Bowstreet Software Inc. on Monday introduced its Factory 5.1 framework designed to allow enterprises to leverage Web services in building customized portals.
Factory 5.1 combines Bowstreet's Portal Automator product into the Factory 5.0 development environment, bringing Web services and automation technology to enterprise portal development, officials at Portsmouth, N.H.-based company said.
"We are seeing an impending collision between Web services and portals," said John Caron, director of marketing at Bowstreet. Moreover, combining portal and application development products made sense because "more than 90 percent of our customers already use our [Factory] product to build some kind of portal," he said.
In addition, Web services can be used to create highly customized Web applications that are more adaptive to changes in business process, according to Ruth Seltzer, director of engineering at Bowstreet. For example, using Factory 5.1 enterprises can create customized portal applications, or portlets, with different behaviors that adapt and vary based on a specific process or situation, Seltzer said.
"Companies want to take in-house business process and expose it through a portal. They need to be able to build customized portlets that behave differently and integrate with different services, databases, and back-end systems," she said.
The customized portlets can then be used with Bowstreet's portal or other portal products such as Sun ONE (Open Net Environment) Portal Server or IBM WebSphere Portal.
Furthermore, with the repackaging move Bowstreet is trying to stay competitive with application server offerings from vendors such as IBM and Sun, who are "including everything along with the kitchen sink with the application server and really driving down the prices," according to Caron.
Bowstreet's Factory 5.1 is available with an Enterprise license, a developer license, or a new 60-day free evaluation license, officials said.
In addition, Factory 5.1 aims to speed portal development by boosting developer productivity, company officials said. Portal Automator wizards can speed development by allowing developers to model and build customized portlets without the need for hand coding. Furthermore, profile-based components called Builders can be reused across applications, reducing costs and errors, officials said.
"Now instead of taking five weeks to builds custom portals you can build an entire portal using our product in days," Caron said.
As the intersection of Web services and portals picks up steam, the ability to add context to portals is vital to spur adoption and provide insight into business information, company officials said.

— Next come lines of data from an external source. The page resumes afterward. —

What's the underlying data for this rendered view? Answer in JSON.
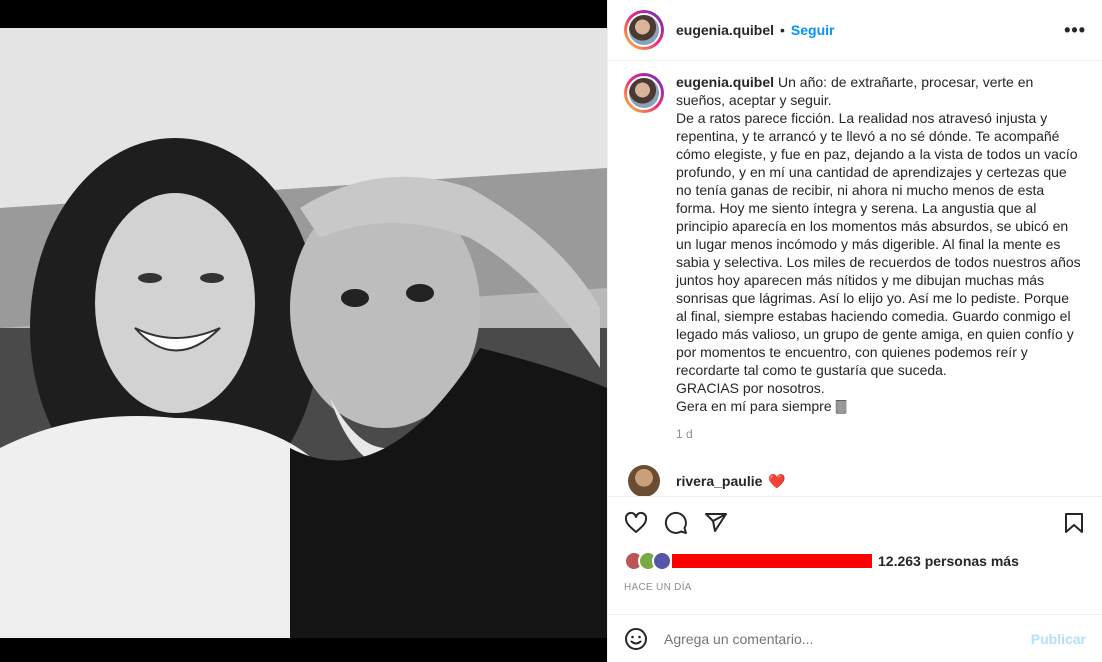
{
  "post": {
    "username": "eugenia.quibel",
    "follow_label": "Seguir",
    "separator": "•",
    "more_label": "•••"
  },
  "caption": {
    "username": "eugenia.quibel",
    "text": "Un año: de extrañarte, procesar, verte en sueños, aceptar y seguir.\nDe a ratos parece ficción. La realidad nos atravesó injusta y repentina, y te arrancó y te llevó a no sé dónde. Te acompañé cómo elegiste, y fue en paz, dejando a la vista de todos un vacío profundo, y en mí una cantidad de aprendizajes y certezas que no tenía ganas de recibir, ni ahora ni mucho menos de esta forma. Hoy me siento íntegra y serena. La angustia que al principio aparecía en los momentos más absurdos, se ubicó en un lugar menos incómodo y más digerible. Al final la mente es sabia y selectiva. Los miles de recuerdos de todos nuestros años juntos hoy aparecen más nítidos y me dibujan muchas más sonrisas que lágrimas. Así lo elijo yo. Así me lo pediste. Porque al final, siempre estabas haciendo comedia. Guardo conmigo el legado más valioso, un grupo de gente amiga, en quien confío y por momentos te encuentro, con quienes podemos reír y recordarte tal como te gustaría que suceda.\nGRACIAS por nosotros.\nGera en mí para siempre 🀫",
    "time": "1 d"
  },
  "next_comment": {
    "username": "rivera_paulie",
    "emoji": "❤️"
  },
  "actions": {
    "like_icon": "heart-icon",
    "comment_icon": "comment-icon",
    "share_icon": "share-icon",
    "save_icon": "bookmark-icon"
  },
  "likes": {
    "others_count": "12.263 personas más"
  },
  "timestamp": "Hace un día",
  "add_comment": {
    "placeholder": "Agrega un comentario...",
    "post_label": "Publicar",
    "emoji_icon": "smiley-icon"
  },
  "colors": {
    "accent": "#0095f6",
    "post_disabled": "#b2dffc",
    "redaction": "#ff0000"
  }
}
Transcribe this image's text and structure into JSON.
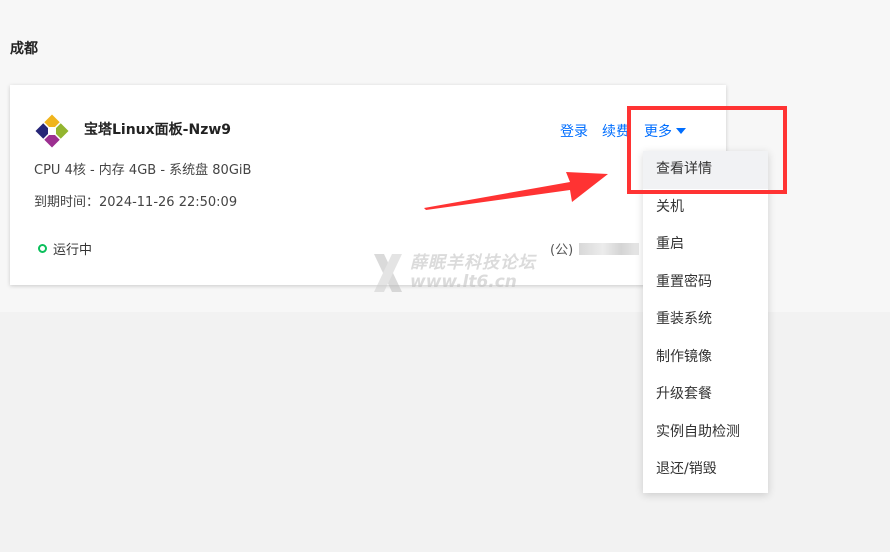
{
  "region": {
    "title": "成都"
  },
  "server": {
    "name": "宝塔Linux面板-Nzw9",
    "spec": "CPU 4核 - 内存 4GB - 系统盘 80GiB",
    "expire_label": "到期时间：",
    "expire_value": "2024-11-26 22:50:09",
    "status": "运行中",
    "ip_prefix": "(公)"
  },
  "actions": {
    "login": "登录",
    "renew": "续费",
    "more": "更多"
  },
  "dropdown": {
    "items": [
      {
        "label": "查看详情"
      },
      {
        "label": "关机"
      },
      {
        "label": "重启"
      },
      {
        "label": "重置密码"
      },
      {
        "label": "重装系统"
      },
      {
        "label": "制作镜像"
      },
      {
        "label": "升级套餐"
      },
      {
        "label": "实例自助检测"
      },
      {
        "label": "退还/销毁"
      }
    ]
  },
  "watermark": {
    "title": "薛眠羊科技论坛",
    "url": "www.lt6.cn"
  },
  "colors": {
    "link": "#006eff",
    "status_running": "#0abf5b",
    "annotation": "#ff3333"
  }
}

In order to get more value out of portal infrastructure investments, enterprises "need to put that information in context, put it in a way that you can customize it based on the user and other contextual information so that it has an incredible amount of relevance to that end-user," Caron said.